The mosquito species Aedes aegypti is estimated to infect about 100 million people annually with devastating illnesses such as dengue and zika. Originally thought to affect only tropical regions, mosquito-transmitted viruses are increasingly becoming a worldwide health challenge due to increased global movement and insecticide resistance. One approach to reduce the spread of diseases like chikungunya, dengue and zika is to target mosquitoes and infect them with Wolbachia.
Previously, it was difficult to check if A. aegypti mosquitoes were infected with Wolbachia: mosquitoes show no visual symptoms, and current diagnostic tests are costly and hard to read. However, in a new PLOS Neglected Tropical Diseases study, Sanchita Bhadra of the University of Texas in Austin and colleagues describe their new diagnostic tool that will aid research “in the field.” Their new tool uses a cellphone camera and app to identify the mosquito’s species and if it is carrying Wolbachia.
The researchers combined fluorescent probes for A. aegpyti DNA and Wolbachia DNA with a LAMP assay, a simple, popular DNA detection test. When the target DNA is present, the probes bind to it and produce what the researchers deem a “yes/no” fluorescence which is detectable by a cellphone camera.
In a blinded test of 90 field-caught mosquitoes, the researchers demonstrated very high specificity and sensitivity in identifying both Ae. aegypti mosquitoes and Wolbachia-infected mosquitoes with their new cellphone tool. The researchers’ new test prevents false positive results (a common drawback of LAMP) and yields an accurate yes/no visual read out on the smartphone instead of relying on a subtle variation of color.

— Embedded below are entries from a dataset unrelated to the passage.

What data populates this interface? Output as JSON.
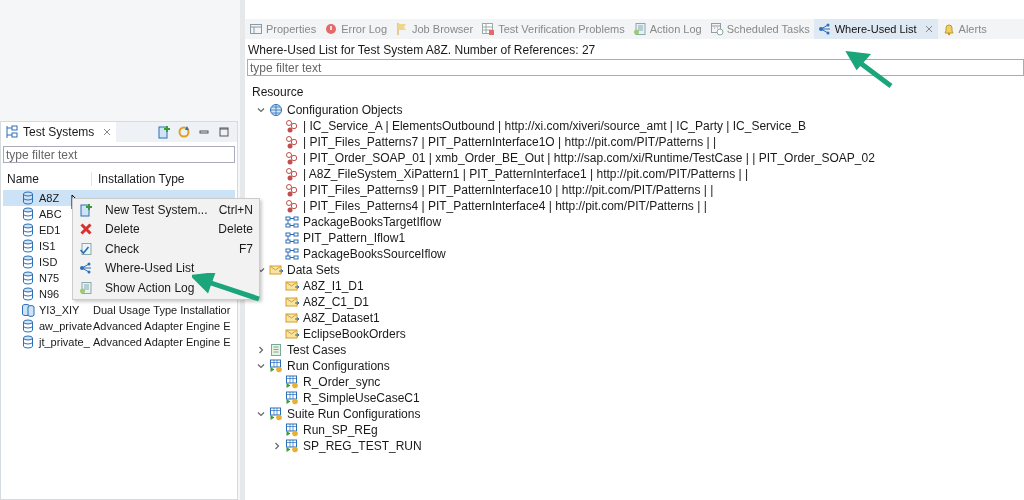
{
  "test_systems": {
    "title": "Test Systems",
    "filter": {
      "placeholder": "type filter text"
    },
    "columns": [
      "Name",
      "Installation Type"
    ],
    "rows": [
      {
        "name": "A8Z",
        "kind": "single",
        "selected": true
      },
      {
        "name": "ABC",
        "kind": "single",
        "selected": false
      },
      {
        "name": "ED1",
        "kind": "single",
        "selected": false
      },
      {
        "name": "IS1",
        "kind": "single",
        "selected": false
      },
      {
        "name": "ISD",
        "kind": "single",
        "selected": false
      },
      {
        "name": "N75",
        "kind": "single",
        "selected": false
      },
      {
        "name": "N96",
        "kind": "single",
        "selected": false
      },
      {
        "name": "YI3_XIY",
        "type": "Dual Usage Type Installatior",
        "kind": "dual",
        "selected": false
      },
      {
        "name": "aw_private",
        "type": "Advanced Adapter Engine E",
        "kind": "single",
        "selected": false
      },
      {
        "name": "jt_private_",
        "type": "Advanced Adapter Engine E",
        "kind": "single",
        "selected": false
      }
    ]
  },
  "context_menu": [
    {
      "label": "New Test System...",
      "shortcut": "Ctrl+N",
      "kind": "new"
    },
    {
      "label": "Delete",
      "shortcut": "Delete",
      "kind": "delete"
    },
    {
      "label": "Check",
      "shortcut": "F7",
      "kind": "check"
    },
    {
      "label": "Where-Used List",
      "kind": "where-used"
    },
    {
      "label": "Show Action Log",
      "kind": "log"
    }
  ],
  "tabs": [
    {
      "label": "Properties",
      "kind": "properties",
      "selected": false
    },
    {
      "label": "Error Log",
      "kind": "error",
      "selected": false
    },
    {
      "label": "Job Browser",
      "kind": "job",
      "selected": false
    },
    {
      "label": "Test Verification Problems",
      "kind": "problems",
      "selected": false
    },
    {
      "label": "Action Log",
      "kind": "log",
      "selected": false
    },
    {
      "label": "Scheduled Tasks",
      "kind": "scheduled",
      "selected": false
    },
    {
      "label": "Where-Used List",
      "kind": "where-used",
      "selected": true
    },
    {
      "label": "Alerts",
      "kind": "alerts",
      "selected": false
    }
  ],
  "heading": "Where-Used List for Test System A8Z. Number of References: 27",
  "filter": {
    "placeholder": "type filter text"
  },
  "column": "Resource",
  "tree": [
    {
      "label": "Configuration Objects",
      "kind": "config",
      "expanded": true,
      "children": [
        {
          "label": "| IC_Service_A | ElementsOutbound | http://xi.com/xiveri/source_amt | IC_Party | IC_Service_B",
          "kind": "mapping"
        },
        {
          "label": "| PIT_Files_Patterns7 | PIT_PatternInterface1O | http://pit.com/PIT/Patterns |  |",
          "kind": "mapping"
        },
        {
          "label": "| PIT_Order_SOAP_01 | xmb_Order_BE_Out | http://sap.com/xi/Runtime/TestCase |  | PIT_Order_SOAP_02",
          "kind": "mapping"
        },
        {
          "label": "| A8Z_FileSystem_XiPattern1 | PIT_PatternInterface1 | http://pit.com/PIT/Patterns |  |",
          "kind": "mapping"
        },
        {
          "label": "| PIT_Files_Patterns9 | PIT_PatternInterface10 | http://pit.com/PIT/Patterns |  |",
          "kind": "mapping"
        },
        {
          "label": "| PIT_Files_Patterns4 | PIT_PatternInterface4 | http://pit.com/PIT/Patterns |  |",
          "kind": "mapping"
        },
        {
          "label": "PackageBooksTargetIflow",
          "kind": "iflow"
        },
        {
          "label": "PIT_Pattern_Iflow1",
          "kind": "iflow"
        },
        {
          "label": "PackageBooksSourceIflow",
          "kind": "iflow"
        }
      ]
    },
    {
      "label": "Data Sets",
      "kind": "dataset",
      "expanded": true,
      "children": [
        {
          "label": "A8Z_I1_D1",
          "kind": "dataset"
        },
        {
          "label": "A8Z_C1_D1",
          "kind": "dataset"
        },
        {
          "label": "A8Z_Dataset1",
          "kind": "dataset"
        },
        {
          "label": "EclipseBookOrders",
          "kind": "dataset"
        }
      ]
    },
    {
      "label": "Test Cases",
      "kind": "testcases",
      "expanded": false
    },
    {
      "label": "Run Configurations",
      "kind": "run",
      "expanded": true,
      "children": [
        {
          "label": "R_Order_sync",
          "kind": "run"
        },
        {
          "label": "R_SimpleUseCaseC1",
          "kind": "run"
        }
      ]
    },
    {
      "label": "Suite Run Configurations",
      "kind": "run",
      "expanded": true,
      "children": [
        {
          "label": "Run_SP_REg",
          "kind": "run"
        },
        {
          "label": "SP_REG_TEST_RUN",
          "kind": "run",
          "expanded": false
        }
      ]
    }
  ]
}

It can also directly analyze ground mosquitoes without requiring nucleic acid purification or cold storage, making it potentially invaluable “in the field.”
The researchers conclude: “We are currently automating the assays and workflow on low-cost paper and plastic devices that will not only further streamline diagnostic application but will also provide sealed chambers for biohazard and aerosol containment for macerating mosquitoes.”

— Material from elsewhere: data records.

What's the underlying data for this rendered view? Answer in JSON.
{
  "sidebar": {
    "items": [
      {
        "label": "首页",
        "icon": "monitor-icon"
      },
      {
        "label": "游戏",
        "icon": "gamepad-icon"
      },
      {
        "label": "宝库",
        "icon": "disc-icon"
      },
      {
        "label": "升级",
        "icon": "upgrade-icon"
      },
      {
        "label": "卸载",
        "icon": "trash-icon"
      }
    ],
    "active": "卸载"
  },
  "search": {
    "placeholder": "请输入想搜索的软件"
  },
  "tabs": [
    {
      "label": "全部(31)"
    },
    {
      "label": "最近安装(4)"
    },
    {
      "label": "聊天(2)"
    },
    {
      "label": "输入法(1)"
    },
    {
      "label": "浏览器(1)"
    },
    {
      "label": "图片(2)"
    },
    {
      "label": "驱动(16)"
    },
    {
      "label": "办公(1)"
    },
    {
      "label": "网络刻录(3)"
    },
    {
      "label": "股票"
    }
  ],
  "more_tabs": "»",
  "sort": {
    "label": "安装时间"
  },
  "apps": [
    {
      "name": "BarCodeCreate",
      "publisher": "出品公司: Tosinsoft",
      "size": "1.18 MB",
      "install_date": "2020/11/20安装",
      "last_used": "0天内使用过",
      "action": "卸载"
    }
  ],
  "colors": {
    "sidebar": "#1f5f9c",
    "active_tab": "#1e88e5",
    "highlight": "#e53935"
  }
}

Citation: Bhadra S, Riedel TE, Saldaña MA, Hegde S, Pederson N, et al. (2018) Direct nucleic acid analysis of mosquitoes for high fidelity species identification and detection of Wolbachia using a cellphone. PLOS Neglected Tropical Diseases 12(8): e0006671. https://doi.org/10.1371/journal.pntd.0006671

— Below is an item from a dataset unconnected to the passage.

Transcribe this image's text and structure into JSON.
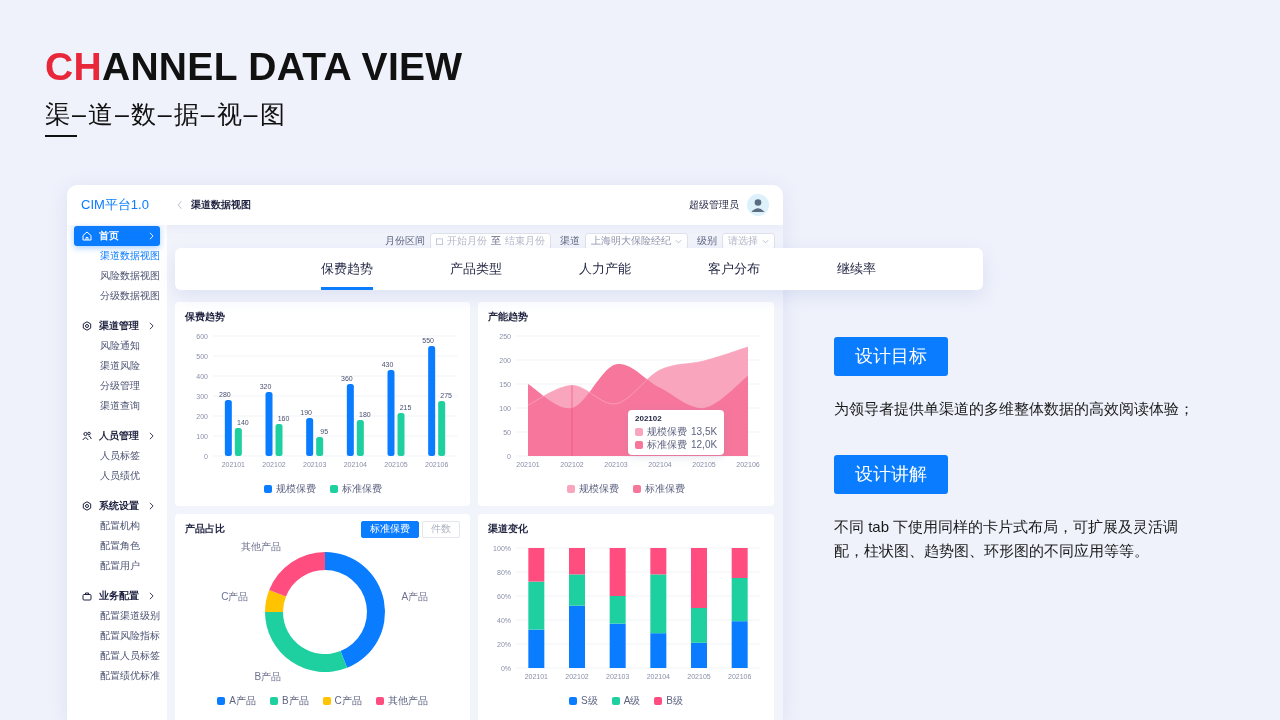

Image Caption: “Aedes aegypti” (freeimage4life, Flickr, 2013)